5. Chili Powder and Hot Sauces: There is nothing easier to make than a big pot of chili! With beans, ground beef, and vegetables easily available in Spain it is an accessible and inexpensive taste of home. Even my husband loves it! But if you want to make the same chili you find in the American southwest you will need to bring some chili powder. Throw a bottle in your suitcase and you’ll be all set. You may also want to bring some hot sauces if you are used to eating spicy food. Spanish food is simple and clean—they don’t cook with too many strong spices and most Spaniards find Tabasco sauce incredibly spicy if that gives you a reference point! While most supermarkets sell one salsa picante it usually isn’t very picante! Some Chinese markets have more variety, but I still bring a few bottles of my favorite sauces with me whenever I go back!
6. Family Recipes: All of the above ingredients won’t be of much use if you don’t have the recipes to use them with! I love cooking and trying new recipes, but sometimes I just want to make my Mother’s apple crisp or my Grandmother’s lasagna… as good as the one from Emeril Lagasse might be. I can’t tell you how many times I called my Mom asking for a recipe. Write some down or photocopy them before you go and you will be recreating your favorites in no time. By the way, there’s nothing like comfort food when you’re feeling homesick or trying to impress a cute Spaniard!
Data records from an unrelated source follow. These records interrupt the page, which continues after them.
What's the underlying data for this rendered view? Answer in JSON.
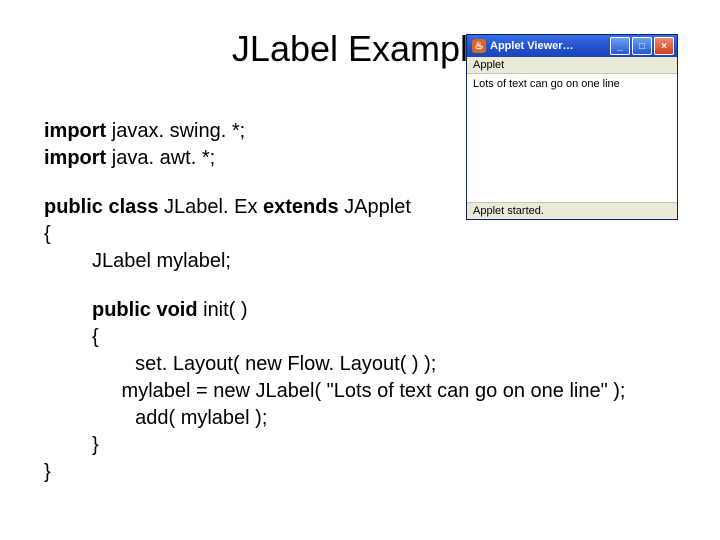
{
  "title": "JLabel Example",
  "code": {
    "import1_kw": "import",
    "import1_rest": " javax. swing. *;",
    "import2_kw": "import",
    "import2_rest": " java. awt. *;",
    "classdecl_kwpc": "public class",
    "classdecl_name": " JLabel. Ex ",
    "classdecl_ext": "extends",
    "classdecl_rest": " JApplet",
    "brace_open_class": "{",
    "field": "JLabel mylabel;",
    "method_kw": "public void",
    "method_name": " init( )",
    "brace_open_m": "{",
    "line_setlayout": "  set. Layout( new Flow. Layout( ) );",
    "line_mylabel": " mylabel = new JLabel( \"Lots of text can go on one line\" );",
    "line_add": "  add( mylabel );",
    "brace_close_m": "}",
    "brace_close_class": "}"
  },
  "applet": {
    "java_glyph": "♨",
    "title": "Applet Viewer…",
    "btn_min": "_",
    "btn_max": "□",
    "btn_close": "×",
    "menu": "Applet",
    "content": "Lots of text can go on one line",
    "status": "Applet started."
  }
}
7. Prescriptions: If you have any prescriptions, even old or expired, bring them with you. Spanish pharmacies, in general, are much more lenient about giving medications and may give you something you usually take without the hassle of you having to go to a Spanish doctor for a new prescription. Also, if you wear contacts or glasses you can order new glasses or lenses for prices considerably lower than in the US and without any required eye exam.
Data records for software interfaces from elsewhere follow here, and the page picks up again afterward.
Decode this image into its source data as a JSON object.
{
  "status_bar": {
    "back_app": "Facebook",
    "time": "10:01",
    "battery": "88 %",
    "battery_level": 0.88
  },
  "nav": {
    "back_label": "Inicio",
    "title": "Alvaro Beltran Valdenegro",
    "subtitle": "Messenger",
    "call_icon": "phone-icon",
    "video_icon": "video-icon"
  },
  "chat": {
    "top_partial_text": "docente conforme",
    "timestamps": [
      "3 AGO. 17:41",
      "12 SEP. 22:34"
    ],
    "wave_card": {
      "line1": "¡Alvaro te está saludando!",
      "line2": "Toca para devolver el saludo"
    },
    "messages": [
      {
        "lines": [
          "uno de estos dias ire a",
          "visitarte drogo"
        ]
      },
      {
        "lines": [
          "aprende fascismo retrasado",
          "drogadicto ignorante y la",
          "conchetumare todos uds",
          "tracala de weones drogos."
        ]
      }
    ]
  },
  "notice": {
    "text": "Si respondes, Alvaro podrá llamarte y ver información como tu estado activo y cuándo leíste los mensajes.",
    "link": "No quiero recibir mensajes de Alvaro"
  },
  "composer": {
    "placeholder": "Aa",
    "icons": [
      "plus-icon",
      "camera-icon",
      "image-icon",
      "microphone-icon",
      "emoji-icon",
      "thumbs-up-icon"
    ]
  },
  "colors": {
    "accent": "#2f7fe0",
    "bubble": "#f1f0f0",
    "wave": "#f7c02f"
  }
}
8. DVDS: I guarantee you it’ll be tempting to buy bootleg DVDs sometimes from the many immigrants selling them, but don’t do it. Most likely they won’t work! Also, unless your apartment comes with a DVD player or a roommate has one, you’ll likely be watching them on your computer, which would be set up for American DVDs in Zone 1. Since DVDs in Europe are Zone 2 they aren’t compatible. Your computer can only change zones a few times before staying locked. I like to bring a variety of DVDS to watch when bored or show students and friends.
9. Halloween Costumes: Halloween is not traditional here, but every year more and more people celebrate it. They do, however, misinterpret it a bit by dressing up only as scary things like ghosts, vampires, and zombies. The costumes are hideous and full of fake blood and guts. So bring some old Halloween costumes and show the Spaniards how to do things right! You’ll probably get in free all night for being dressed up. Your students will also love it if you come to school in costume or if you host a Halloween party. Your costumes can also serve a double purpose if you head down to Cadiz (or other Carnaval destinations) for the Carnaval festivities in the spring.
10. Patience: You can’t really pack this one but do bring a lot of it. You may need to start using it as soon as you’re in the airport going through immigration… or maybe you’ll be lucky and not need any until looking for an apartment or waiting in line to buy groceries! Just have an open mind and accept that you are in a new place with different ideas, traditions, rules, and overall ways of doing things. Some things you’ll find better and easier and others worse and more difficult. Just relax and make the best of things (a tapa and cervecita cure almost any bad day)!
What other things would you bring with you when moving to Spain? Let us know in the comments!